Linda Repasky specializes in making miniature hooked rugs using very fine wool threads. These small rugs are so tiny that they frequently inspire disbelief – at only 2” to 3” on their longest side, they can be held in the palm of the hand. Despite their diminutive size, they capture the charm and character of rugs and other Early American textiles of bygone days. Linda uses hand-dyed wool threads to create her miniature punchneedle pieces to replicate the look and feel of old hooked rugs. The fluctuating muted colors and unique qualities of the wool threads give her tiny rugs a special softness which replicates that of early textiles. Whether framed, placed in dollhouses, or worn as pins, these tiny hooked rugs have an irresistibly rich and lush texture.

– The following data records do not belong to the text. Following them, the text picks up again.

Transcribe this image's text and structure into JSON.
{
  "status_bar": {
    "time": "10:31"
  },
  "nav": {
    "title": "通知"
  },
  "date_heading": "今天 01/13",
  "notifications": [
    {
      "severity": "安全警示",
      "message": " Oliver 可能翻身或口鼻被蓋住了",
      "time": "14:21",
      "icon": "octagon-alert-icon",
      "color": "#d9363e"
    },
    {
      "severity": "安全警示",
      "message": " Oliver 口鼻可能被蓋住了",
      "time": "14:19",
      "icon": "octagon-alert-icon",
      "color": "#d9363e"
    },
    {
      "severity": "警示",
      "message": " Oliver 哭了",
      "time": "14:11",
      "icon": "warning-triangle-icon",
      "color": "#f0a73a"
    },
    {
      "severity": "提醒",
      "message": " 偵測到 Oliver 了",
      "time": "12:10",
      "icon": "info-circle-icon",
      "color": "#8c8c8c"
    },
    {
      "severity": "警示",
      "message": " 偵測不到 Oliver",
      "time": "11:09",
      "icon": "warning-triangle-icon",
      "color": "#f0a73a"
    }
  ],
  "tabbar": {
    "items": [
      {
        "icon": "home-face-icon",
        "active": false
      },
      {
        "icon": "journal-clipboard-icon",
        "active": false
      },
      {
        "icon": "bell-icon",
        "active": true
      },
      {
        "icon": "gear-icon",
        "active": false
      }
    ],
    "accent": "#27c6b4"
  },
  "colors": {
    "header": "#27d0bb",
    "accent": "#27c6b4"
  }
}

Linda creates designs and kits for miniature punchneedle pieces, which are available through shows and at her website. She also teaches extensively throughout the Northeast. Linda is the author of two books on this form of needlework: Miniature Punchneedle Embroidery and A Passion for Punchneedle, both published by Martingale and Company. Linda lives in rural Western Massachusetts, where she also creates floor-sized hooked rugs using wide strips of hand-dyed woolen fabric.

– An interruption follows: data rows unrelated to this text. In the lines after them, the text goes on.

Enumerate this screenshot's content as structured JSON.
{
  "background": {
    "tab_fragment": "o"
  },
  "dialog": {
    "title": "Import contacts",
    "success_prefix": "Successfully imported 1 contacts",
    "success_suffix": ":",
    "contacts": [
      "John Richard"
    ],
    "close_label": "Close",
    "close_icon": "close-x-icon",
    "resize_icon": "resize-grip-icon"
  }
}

We've mailed the
August 2018 issue of Early American Life to all of our current subscribers. The postal service advises you should allow up to three weeks for delivery,
so subscribers should have their copies of our new August issue by the end of June.

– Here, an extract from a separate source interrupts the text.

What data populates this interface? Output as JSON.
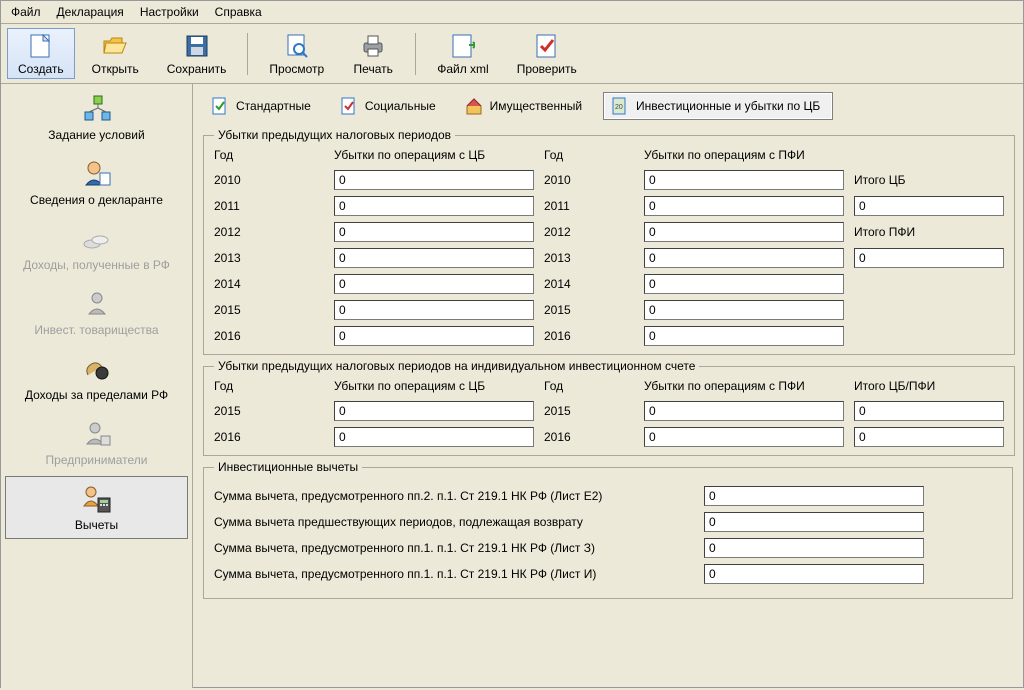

All new web subscriptions will start with the August 2018 issue. Call us at 800-446-1696 if you have other subscription requirements.
Early American Homes
For Sale in Pennsylvania
History abounds at Brookside Farm, set on 3.8 acres that encompass a 4-bedroom Georgian-style main house, log cabin, summer kitchen, 2 car garage with horse stable, pavilion, shed, swan/poultry shed, plus a 300 year old witness tree.. $595,000.